# Source material
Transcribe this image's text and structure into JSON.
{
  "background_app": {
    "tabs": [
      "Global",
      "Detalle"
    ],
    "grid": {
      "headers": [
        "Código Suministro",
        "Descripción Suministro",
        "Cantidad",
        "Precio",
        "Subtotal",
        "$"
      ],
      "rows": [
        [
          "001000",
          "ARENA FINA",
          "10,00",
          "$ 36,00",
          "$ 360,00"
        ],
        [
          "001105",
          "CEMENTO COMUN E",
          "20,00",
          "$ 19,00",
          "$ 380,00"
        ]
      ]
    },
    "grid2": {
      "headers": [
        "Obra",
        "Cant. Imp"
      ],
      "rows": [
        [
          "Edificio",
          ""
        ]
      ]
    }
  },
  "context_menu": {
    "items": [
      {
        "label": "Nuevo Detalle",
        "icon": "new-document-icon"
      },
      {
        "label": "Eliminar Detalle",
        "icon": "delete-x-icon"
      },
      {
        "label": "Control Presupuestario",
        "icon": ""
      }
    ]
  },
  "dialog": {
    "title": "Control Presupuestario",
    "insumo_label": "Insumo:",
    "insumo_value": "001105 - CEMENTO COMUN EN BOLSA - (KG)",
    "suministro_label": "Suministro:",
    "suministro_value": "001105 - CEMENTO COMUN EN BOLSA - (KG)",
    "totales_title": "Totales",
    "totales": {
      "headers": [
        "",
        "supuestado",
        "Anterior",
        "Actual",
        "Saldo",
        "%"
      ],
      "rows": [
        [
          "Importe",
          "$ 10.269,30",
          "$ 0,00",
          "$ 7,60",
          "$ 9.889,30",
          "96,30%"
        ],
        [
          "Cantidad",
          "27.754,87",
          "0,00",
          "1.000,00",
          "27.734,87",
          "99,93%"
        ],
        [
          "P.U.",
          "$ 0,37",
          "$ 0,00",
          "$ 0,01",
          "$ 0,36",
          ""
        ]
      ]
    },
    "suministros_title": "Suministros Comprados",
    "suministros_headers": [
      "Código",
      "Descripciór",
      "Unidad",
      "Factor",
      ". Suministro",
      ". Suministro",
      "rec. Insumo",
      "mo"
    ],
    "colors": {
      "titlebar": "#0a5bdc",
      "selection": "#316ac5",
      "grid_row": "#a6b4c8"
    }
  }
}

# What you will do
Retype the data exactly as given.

# Response to the task
Transcribe this image's text and structure into JSON.
{
  "background_app": {
    "tabs": [
      "Global",
      "Detalle"
    ],
    "grid": {
      "headers": [
        "Código Suministro",
        "Descripción Suministro",
        "Cantidad",
        "Precio",
        "Subtotal",
        "$"
      ],
      "rows": [
        [
          "001000",
          "ARENA FINA",
          "10,00",
          "$ 36,00",
          "$ 360,00"
        ],
        [
          "001105",
          "CEMENTO COMUN E",
          "20,00",
          "$ 19,00",
          "$ 380,00"
        ]
      ]
    },
    "grid2": {
      "headers": [
        "Obra",
        "Cant. Imp"
      ],
      "rows": [
        [
          "Edificio",
          ""
        ]
      ]
    }
  },
  "context_menu": {
    "items": [
      {
        "label": "Nuevo Detalle",
        "icon": "new-document-icon"
      },
      {
        "label": "Eliminar Detalle",
        "icon": "delete-x-icon"
      },
      {
        "label": "Control Presupuestario",
        "icon": ""
      }
    ]
  },
  "dialog": {
    "title": "Control Presupuestario",
    "insumo_label": "Insumo:",
    "insumo_value": "001105 - CEMENTO COMUN EN BOLSA - (KG)",
    "suministro_label": "Suministro:",
    "suministro_value": "001105 - CEMENTO COMUN EN BOLSA - (KG)",
    "totales_title": "Totales",
    "totales": {
      "headers": [
        "",
        "supuestado",
        "Anterior",
        "Actual",
        "Saldo",
        "%"
      ],
      "rows": [
        [
          "Importe",
          "$ 10.269,30",
          "$ 0,00",
          "$ 7,60",
          "$ 9.889,30",
          "96,30%"
        ],
        [
          "Cantidad",
          "27.754,87",
          "0,00",
          "1.000,00",
          "27.734,87",
          "99,93%"
        ],
        [
          "P.U.",
          "$ 0,37",
          "$ 0,00",
          "$ 0,01",
          "$ 0,36",
          ""
        ]
      ]
    },
    "suministros_title": "Suministros Comprados",
    "suministros_headers": [
      "Código",
      "Descripciór",
      "Unidad",
      "Factor",
      ". Suministro",
      ". Suministro",
      "rec. Insumo",
      "mo"
    ],
    "colors": {
      "titlebar": "#0a5bdc",
      "selection": "#316ac5",
      "grid_row": "#a6b4c8"
    }
  }
}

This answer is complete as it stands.